-- ASSIGNMENT --
Give back all of the data exactly, with every picture omitted.

-- EXTRACTED MATERIAL --

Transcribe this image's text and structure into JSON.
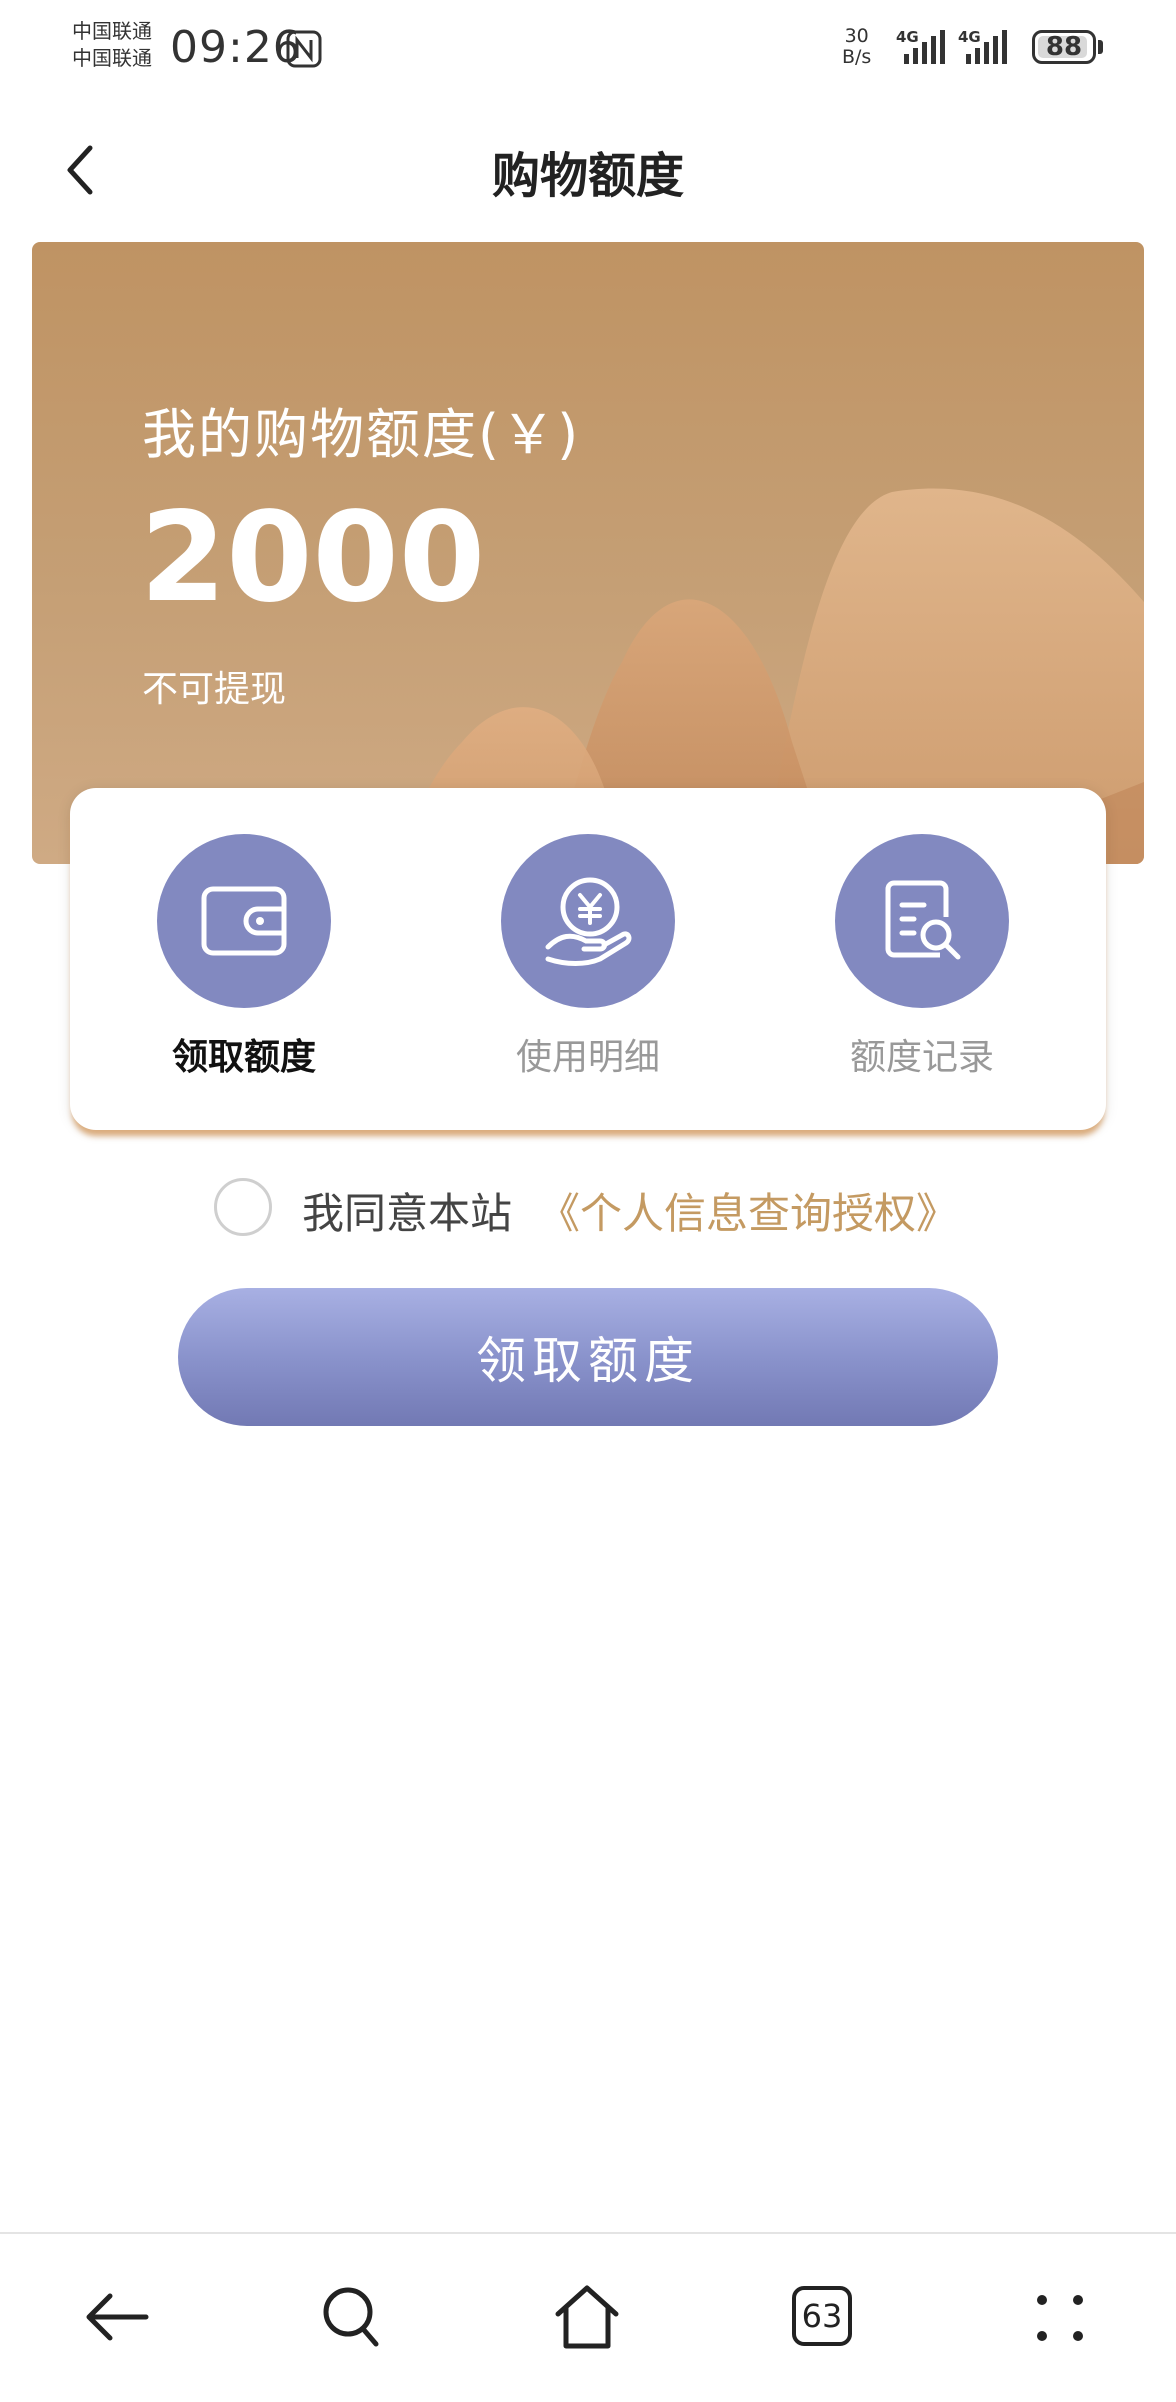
{
  "status_bar": {
    "carrier_1": "中国联通",
    "carrier_2": "中国联通",
    "time": "09:26",
    "speed_value": "30",
    "speed_unit": "B/s",
    "network_1": "4G",
    "network_2": "4G",
    "battery": "88"
  },
  "header": {
    "title": "购物额度"
  },
  "banner": {
    "label": "我的购物额度(￥)",
    "amount": "2000",
    "note": "不可提现"
  },
  "actions": [
    {
      "label": "领取额度",
      "icon": "wallet-icon",
      "active": true
    },
    {
      "label": "使用明细",
      "icon": "yen-hand-icon",
      "active": false
    },
    {
      "label": "额度记录",
      "icon": "document-search-icon",
      "active": false
    }
  ],
  "agreement": {
    "text": "我同意本站",
    "link": "《个人信息查询授权》",
    "checked": false
  },
  "claim_button": {
    "label": "领取额度"
  },
  "bottom_nav": {
    "items": [
      "back-icon",
      "search-icon",
      "home-icon",
      "tabs-icon",
      "more-icon"
    ],
    "tab_count": "63"
  },
  "colors": {
    "banner": "#c59f75",
    "accent_purple": "#8289c0",
    "link_gold": "#c49a62",
    "card_shadow": "#d6a068"
  }
}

-- RESULT BELOW --
Transcribe this image's text and structure into JSON.
{
  "status_bar": {
    "carrier_1": "中国联通",
    "carrier_2": "中国联通",
    "time": "09:26",
    "speed_value": "30",
    "speed_unit": "B/s",
    "network_1": "4G",
    "network_2": "4G",
    "battery": "88"
  },
  "header": {
    "title": "购物额度"
  },
  "banner": {
    "label": "我的购物额度(￥)",
    "amount": "2000",
    "note": "不可提现"
  },
  "actions": [
    {
      "label": "领取额度",
      "icon": "wallet-icon",
      "active": true
    },
    {
      "label": "使用明细",
      "icon": "yen-hand-icon",
      "active": false
    },
    {
      "label": "额度记录",
      "icon": "document-search-icon",
      "active": false
    }
  ],
  "agreement": {
    "text": "我同意本站",
    "link": "《个人信息查询授权》",
    "checked": false
  },
  "claim_button": {
    "label": "领取额度"
  },
  "bottom_nav": {
    "items": [
      "back-icon",
      "search-icon",
      "home-icon",
      "tabs-icon",
      "more-icon"
    ],
    "tab_count": "63"
  },
  "colors": {
    "banner": "#c59f75",
    "accent_purple": "#8289c0",
    "link_gold": "#c49a62",
    "card_shadow": "#d6a068"
  }
}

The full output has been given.